Sixteen years ago, walls of wet mud seeped through revetted fresh-smelling planks in Flanders. Walking the zig-zags of his sector, he had forced his way between the members of his platoon waiting to go over the top. That place too had been crowded, but he had felt good to be there. It was small enough in which to know himself. He could tell who he was, clambering the springy ladder and into the open as if into the unlit afternoon attic of a vast house visited as children. Would a ghost leap? A scimitar swing to chop off your legs? It hadn’t. It was good.
He hoped his men would follow. They did. The scimitar got most of them, but it was better there than in school. A patriotic patrol cost fifty men. Life had become dimmer since. Nobody would follow him any more, which he understood because he couldn’t even follow himself, since the only self he might have followed had vanished long ago. If it hadn’t he would still not have known where to go.
At the height of his fever’s influence (no one had diagnosed it, but only he knew a lassitude without pain or headache that had stricken him for no reason and vibrated as far as his brain) he had dreamed he was on a small flat-bottomed boat going between the high walls of the Yangtse Gorges beyond Ichang. He’d only heard the old hands talk of them, of the fact that the river was so boxed in by gorges that the sun could not be seen except at noon, and the moon only at its highest meridian.
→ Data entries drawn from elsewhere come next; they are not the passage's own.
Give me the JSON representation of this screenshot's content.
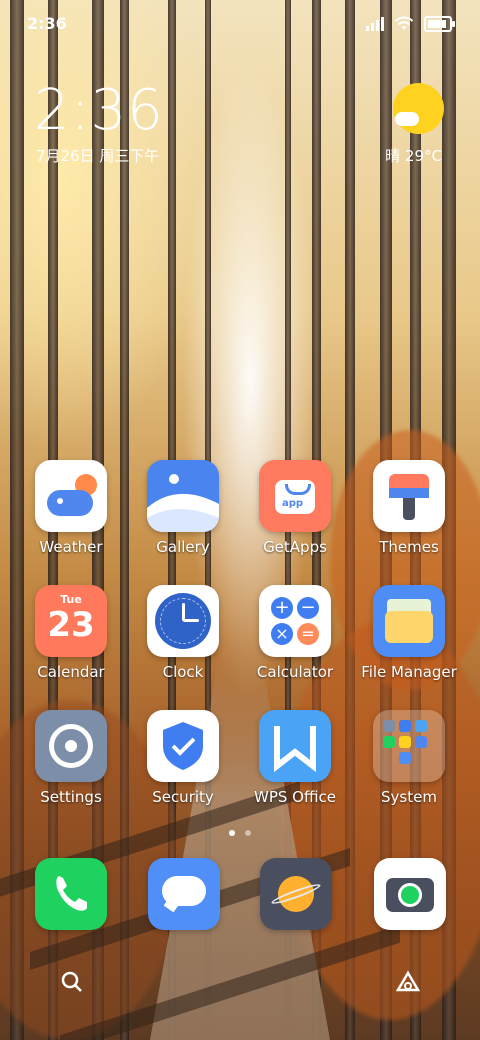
{
  "status_bar": {
    "time": "2:36",
    "icons": [
      "signal-icon",
      "wifi-icon",
      "battery-icon"
    ]
  },
  "clock_widget": {
    "time": "2:36",
    "date": "7月26日 周三下午"
  },
  "weather_widget": {
    "text": "晴 29°C",
    "icon": "sun-cloud-icon"
  },
  "apps": [
    {
      "label": "Weather",
      "icon": "weather-icon"
    },
    {
      "label": "Gallery",
      "icon": "gallery-icon"
    },
    {
      "label": "GetApps",
      "icon": "getapps-icon"
    },
    {
      "label": "Themes",
      "icon": "themes-icon"
    },
    {
      "label": "Calendar",
      "icon": "calendar-icon",
      "badge_day": "Tue",
      "badge_date": "23"
    },
    {
      "label": "Clock",
      "icon": "clock-icon"
    },
    {
      "label": "Calculator",
      "icon": "calculator-icon"
    },
    {
      "label": "File Manager",
      "icon": "file-manager-icon"
    },
    {
      "label": "Settings",
      "icon": "settings-icon"
    },
    {
      "label": "Security",
      "icon": "security-icon"
    },
    {
      "label": "WPS Office",
      "icon": "wps-office-icon"
    },
    {
      "label": "System",
      "icon": "system-folder-icon"
    }
  ],
  "page_indicator": {
    "pages": 2,
    "current": 1
  },
  "dock": [
    {
      "name": "phone",
      "icon": "phone-icon"
    },
    {
      "name": "messages",
      "icon": "messages-icon"
    },
    {
      "name": "browser",
      "icon": "browser-icon"
    },
    {
      "name": "camera",
      "icon": "camera-icon"
    }
  ],
  "nav": [
    {
      "name": "search",
      "icon": "search-icon"
    },
    {
      "name": "assistant",
      "icon": "assistant-icon"
    }
  ],
  "colors": {
    "sun": "#ffd21f",
    "weather_bg": "#ffffff",
    "gallery_bg": "#4a85ef",
    "getapps_bg": "#ff7a5e",
    "calendar_bg": "#ff7a5c",
    "clock_bg": "#2f63c7",
    "calculator_blue": "#3f7df0",
    "calculator_orange": "#ff8a5a",
    "file_manager_bg": "#4d8df5",
    "settings_bg": "#7c8ea8",
    "security_blue": "#3f7df0",
    "wps_bg": "#4aa3f5",
    "phone_bg": "#1fd15f",
    "messages_bg": "#4f8ff7",
    "browser_bg": "#4a4f60",
    "camera_bg": "#ffffff"
  }
}
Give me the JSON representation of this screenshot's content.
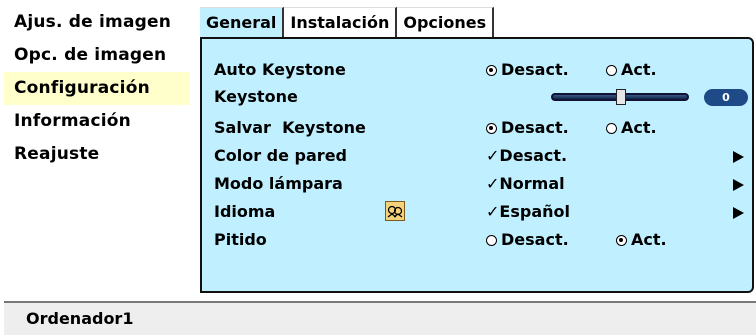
{
  "nav": {
    "items": [
      {
        "label": "Ajus. de imagen",
        "active": false
      },
      {
        "label": "Opc. de imagen",
        "active": false
      },
      {
        "label": "Configuración",
        "active": true
      },
      {
        "label": "Información",
        "active": false
      },
      {
        "label": "Reajuste",
        "active": false
      }
    ]
  },
  "tabs": [
    {
      "label": "General",
      "active": true
    },
    {
      "label": "Instalación",
      "active": false
    },
    {
      "label": "Opciones",
      "active": false
    }
  ],
  "settings": {
    "auto_keystone": {
      "label": "Auto Keystone",
      "opt1": "Desact.",
      "opt2": "Act.",
      "selected": "opt1"
    },
    "keystone": {
      "label": "Keystone",
      "value": "0",
      "slider_level": 0.5
    },
    "salvar_keystone": {
      "label": "Salvar  Keystone",
      "opt1": "Desact.",
      "opt2": "Act.",
      "selected": "opt1"
    },
    "color_pared": {
      "label": "Color de pared",
      "value": "Desact."
    },
    "modo_lampara": {
      "label": "Modo lámpara",
      "value": "Normal"
    },
    "idioma": {
      "label": "Idioma",
      "value": "Español",
      "icon": "language-icon"
    },
    "pitido": {
      "label": "Pitido",
      "opt1": "Desact.",
      "opt2": "Act.",
      "selected": "opt2"
    }
  },
  "status": {
    "source": "Ordenador1"
  },
  "colors": {
    "panel_bg": "#c0f0ff",
    "nav_active_bg": "#ffffcc",
    "value_pill_bg": "#1e4a88"
  }
}
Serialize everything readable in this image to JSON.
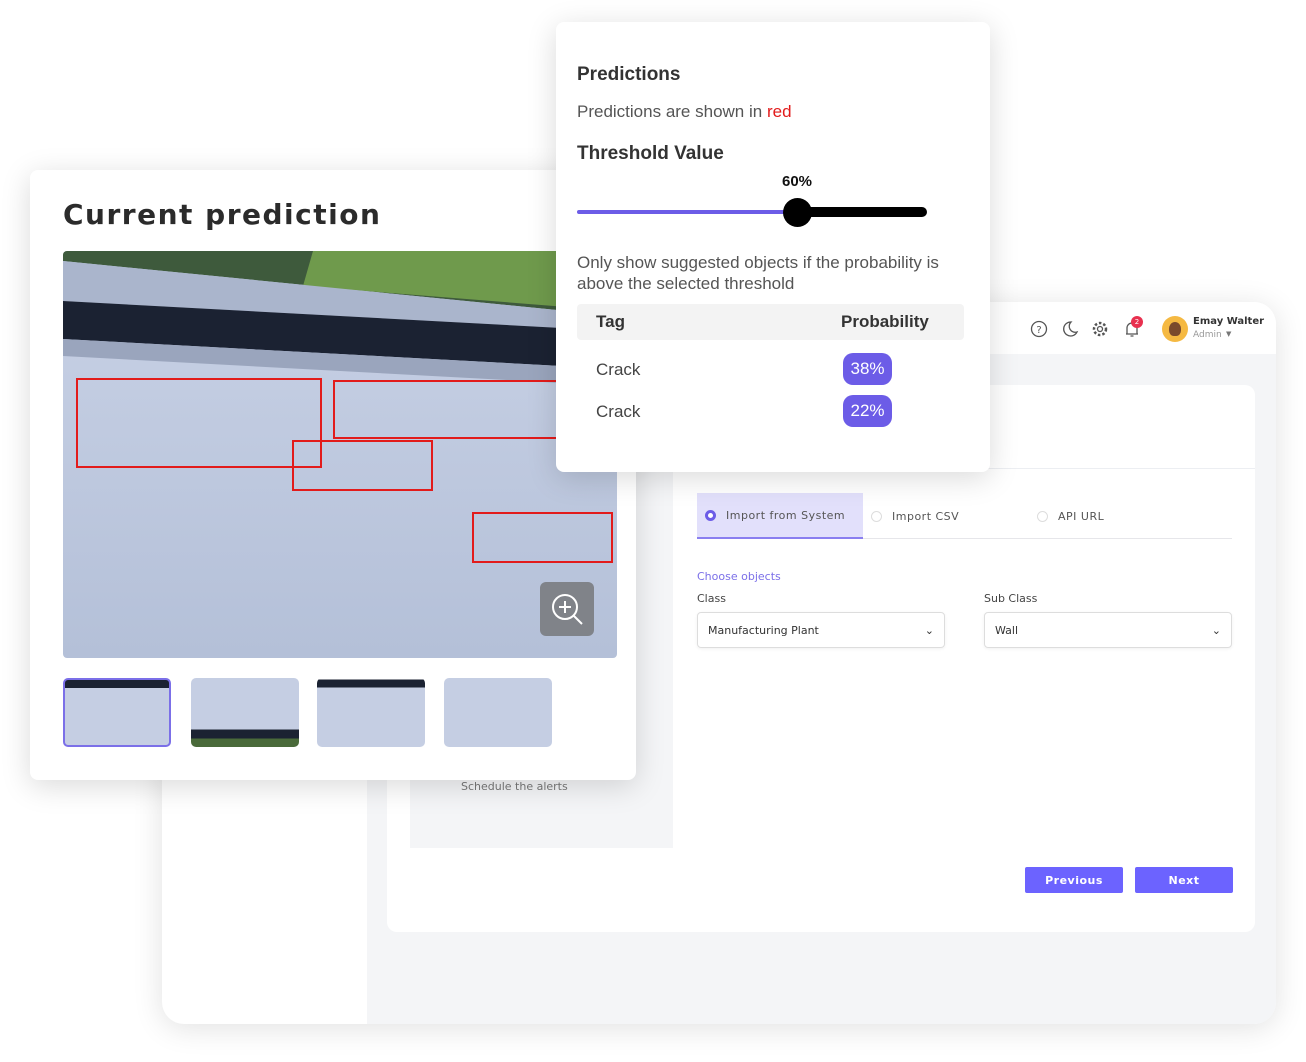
{
  "header": {
    "user_name": "Emay Walter",
    "user_role": "Admin",
    "notification_count": "2",
    "icons": [
      "help-icon",
      "moon-icon",
      "gear-icon",
      "bell-icon"
    ]
  },
  "sidebar": {
    "schedule_label": "Schedule the alerts"
  },
  "import": {
    "tabs": [
      {
        "label": "Import from System",
        "selected": true
      },
      {
        "label": "Import CSV",
        "selected": false
      },
      {
        "label": "API URL",
        "selected": false
      }
    ],
    "section_title": "Choose objects",
    "class_label": "Class",
    "class_value": "Manufacturing Plant",
    "subclass_label": "Sub Class",
    "subclass_value": "Wall",
    "previous_label": "Previous",
    "next_label": "Next"
  },
  "prediction": {
    "title": "Current prediction",
    "thumbnail_count": 4,
    "selected_thumbnail": 0
  },
  "popup": {
    "title": "Predictions",
    "subtitle_prefix": "Predictions are shown in",
    "subtitle_highlight": "red",
    "threshold_title": "Threshold Value",
    "threshold_value": 60,
    "threshold_label": "60%",
    "description": "Only show suggested objects if the probability is above the selected threshold",
    "table": {
      "headers": [
        "Tag",
        "Probability"
      ],
      "rows": [
        {
          "tag": "Crack",
          "probability": "38%"
        },
        {
          "tag": "Crack",
          "probability": "22%"
        }
      ]
    }
  },
  "colors": {
    "accent": "#6c5ce7",
    "prediction": "#e21b1b",
    "badge": "#e8304f"
  }
}
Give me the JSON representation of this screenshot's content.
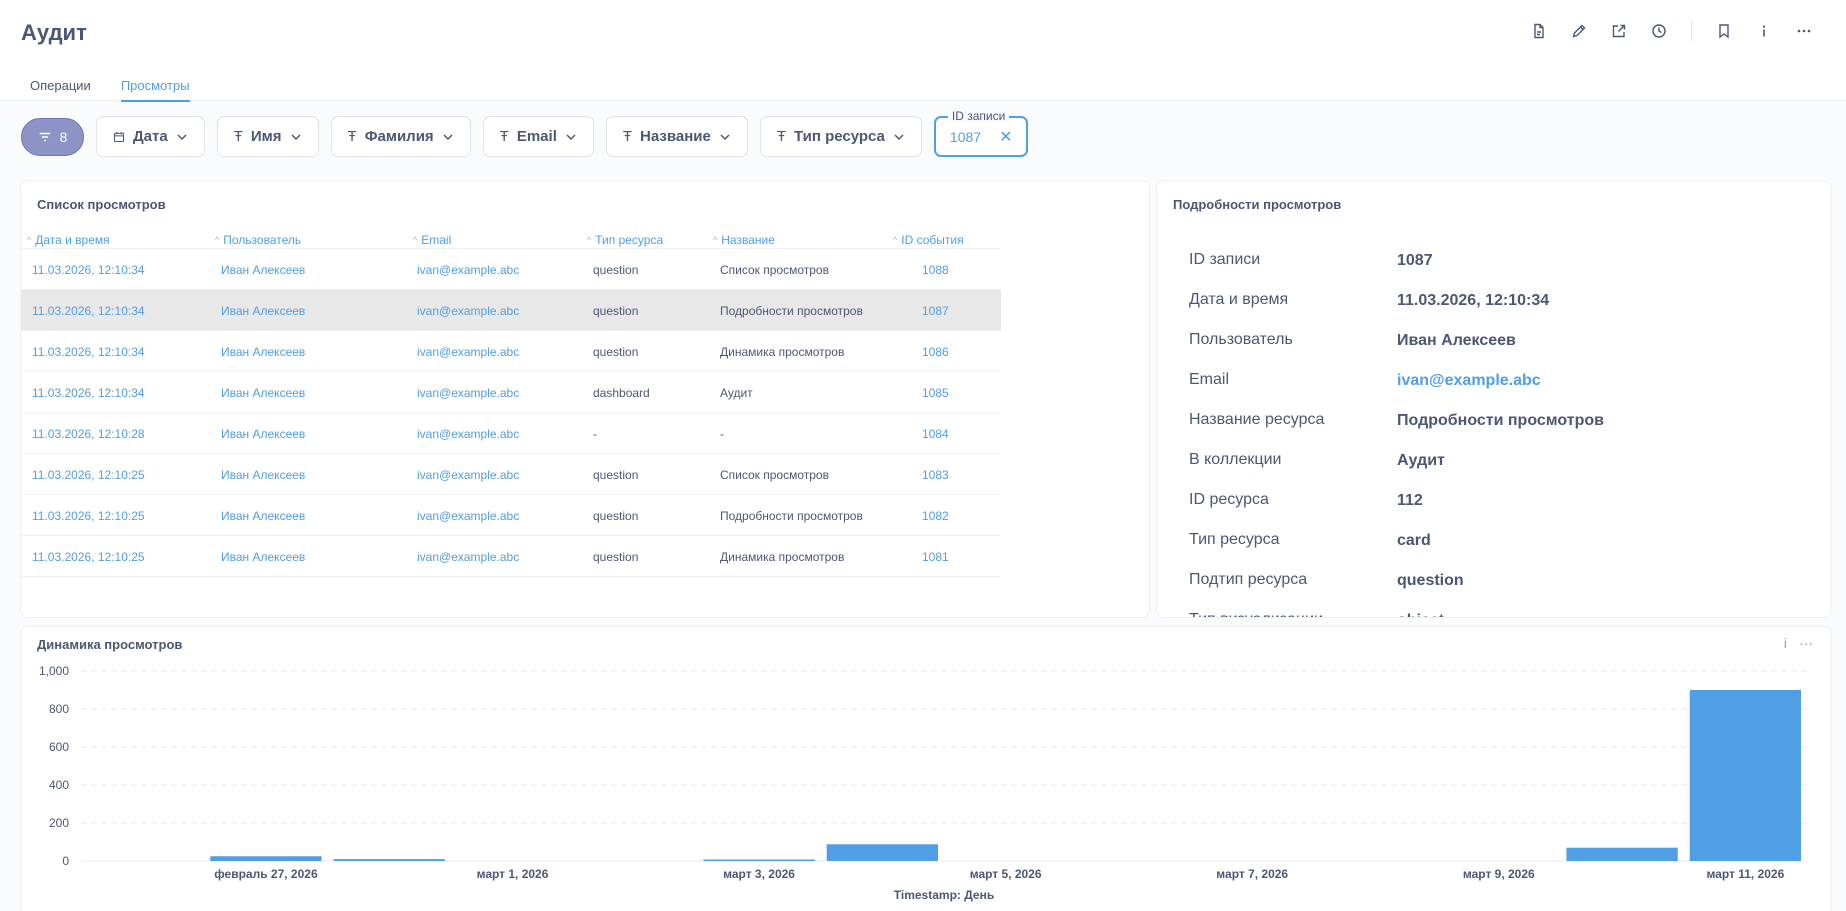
{
  "header": {
    "title": "Аудит",
    "tabs": [
      {
        "label": "Операции",
        "active": false
      },
      {
        "label": "Просмотры",
        "active": true
      }
    ]
  },
  "filters": {
    "count": "8",
    "items": [
      {
        "label": "Дата",
        "icon": "calendar-icon"
      },
      {
        "label": "Имя",
        "icon": "text-icon"
      },
      {
        "label": "Фамилия",
        "icon": "text-icon"
      },
      {
        "label": "Email",
        "icon": "text-icon"
      },
      {
        "label": "Название",
        "icon": "text-icon"
      },
      {
        "label": "Тип ресурса",
        "icon": "text-icon"
      }
    ],
    "id_filter": {
      "legend": "ID записи",
      "value": "1087"
    }
  },
  "list": {
    "title": "Список просмотров",
    "columns": [
      "Дата и время",
      "Пользователь",
      "Email",
      "Тип ресурса",
      "Название",
      "ID события"
    ],
    "rows": [
      {
        "datetime": "11.03.2026, 12:10:34",
        "user": "Иван Алексеев",
        "email": "ivan@example.abc",
        "type": "question",
        "name": "Список просмотров",
        "id": "1088",
        "selected": false
      },
      {
        "datetime": "11.03.2026, 12:10:34",
        "user": "Иван Алексеев",
        "email": "ivan@example.abc",
        "type": "question",
        "name": "Подробности просмотров",
        "id": "1087",
        "selected": true
      },
      {
        "datetime": "11.03.2026, 12:10:34",
        "user": "Иван Алексеев",
        "email": "ivan@example.abc",
        "type": "question",
        "name": "Динамика просмотров",
        "id": "1086",
        "selected": false
      },
      {
        "datetime": "11.03.2026, 12:10:34",
        "user": "Иван Алексеев",
        "email": "ivan@example.abc",
        "type": "dashboard",
        "name": "Аудит",
        "id": "1085",
        "selected": false
      },
      {
        "datetime": "11.03.2026, 12:10:28",
        "user": "Иван Алексеев",
        "email": "ivan@example.abc",
        "type": "-",
        "name": "-",
        "id": "1084",
        "selected": false
      },
      {
        "datetime": "11.03.2026, 12:10:25",
        "user": "Иван Алексеев",
        "email": "ivan@example.abc",
        "type": "question",
        "name": "Список просмотров",
        "id": "1083",
        "selected": false
      },
      {
        "datetime": "11.03.2026, 12:10:25",
        "user": "Иван Алексеев",
        "email": "ivan@example.abc",
        "type": "question",
        "name": "Подробности просмотров",
        "id": "1082",
        "selected": false
      },
      {
        "datetime": "11.03.2026, 12:10:25",
        "user": "Иван Алексеев",
        "email": "ivan@example.abc",
        "type": "question",
        "name": "Динамика просмотров",
        "id": "1081",
        "selected": false
      }
    ]
  },
  "details": {
    "title": "Подробности просмотров",
    "fields": [
      {
        "label": "ID записи",
        "value": "1087",
        "link": false
      },
      {
        "label": "Дата и время",
        "value": "11.03.2026, 12:10:34",
        "link": false
      },
      {
        "label": "Пользователь",
        "value": "Иван Алексеев",
        "link": false
      },
      {
        "label": "Email",
        "value": "ivan@example.abc",
        "link": true
      },
      {
        "label": "Название ресурса",
        "value": "Подробности просмотров",
        "link": false
      },
      {
        "label": "В коллекции",
        "value": "Аудит",
        "link": false
      },
      {
        "label": "ID ресурса",
        "value": "112",
        "link": false
      },
      {
        "label": "Тип ресурса",
        "value": "card",
        "link": false
      },
      {
        "label": "Подтип ресурса",
        "value": "question",
        "link": false
      },
      {
        "label": "Тип визуализации",
        "value": "object",
        "link": false
      }
    ]
  },
  "chart_data": {
    "type": "bar",
    "title": "Динамика просмотров",
    "xlabel": "Timestamp: День",
    "ylabel": "",
    "ylim": [
      0,
      1000
    ],
    "yticks": [
      "1,000",
      "800",
      "600",
      "400",
      "200",
      "0"
    ],
    "xticks": [
      "февраль 27, 2026",
      "март 1, 2026",
      "март 3, 2026",
      "март 5, 2026",
      "март 7, 2026",
      "март 9, 2026",
      "март 11, 2026"
    ],
    "x": [
      "2026-02-27",
      "2026-02-28",
      "2026-03-03",
      "2026-03-04",
      "2026-03-10",
      "2026-03-11"
    ],
    "values": [
      25,
      10,
      5,
      88,
      70,
      900
    ],
    "color": "#509ee3",
    "grid": true
  }
}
But in his dream he was lying happily back, no oars rowing, no motor drumming, no diesel reek or anyone punting him through or pulling perilously from the shore, but going on and on towards the west as if travelling by a benign and co-operative current. In places the river banks sloped away and he could see the huts of a porters’ village, or fisher-boats
The broad and often devastating flow of the Yangtse was east to the China Sea and the Pacific, but here he was on a current running him west through the heart of China. Fever played tricks with the soles of the feet, invented geographical flukes, altered the course of rivers and spun the cardinal points of the world. Fever made humanity feel that it might one day be possible to do the same.
He passed the kitchen, a jigsaw puzzle of culinary gewgaws. He got to his room, and lay down. Hunger was an act of spite on the part of the body. It reminded you to keep on living, and laughed like a demon when you did so.
The ‘old hands’ in their armchairs at the club, or in the lounge of the King George Hotel, mooned on about ‘the China that we used to know, and how damned sad to see it change’. The more obvious it was that their days were numbered the more they thought the misery was picturesque. In reality it consisted of endless landscapes that dying coolies carried them through in their palanquins. They talked of bringing out turmeric and sugar from beyond Chungking, of transporting amber from the north, as well as getting bristles and silk from the wilds of Szechwan.
But in the dining room they also recalled the alluvial plains of great estuaries that kill as surely as famine. The moon rises and sets on destitution. Things he heard almost brought up the vomit. Some of the merchants were virtuosos in their sexual predilections.
Amoy was the gate of a great mansion, but it was a paper house, and the inside was rotten. From his bed he saw only the fire, the burning down, flames spreading and enveloping, that did not scorch when he put out his hands. He heard the crack of burning wood from the interior, and great sparks spitting fearfully out with the energy that only fire could give as huge beams collapsed, and cleaned everything, curing all hungers, even his own.
New and Collected Stories by Alan Sillitoe / History & Fiction have rating 4 out of 5 / Based on32 votes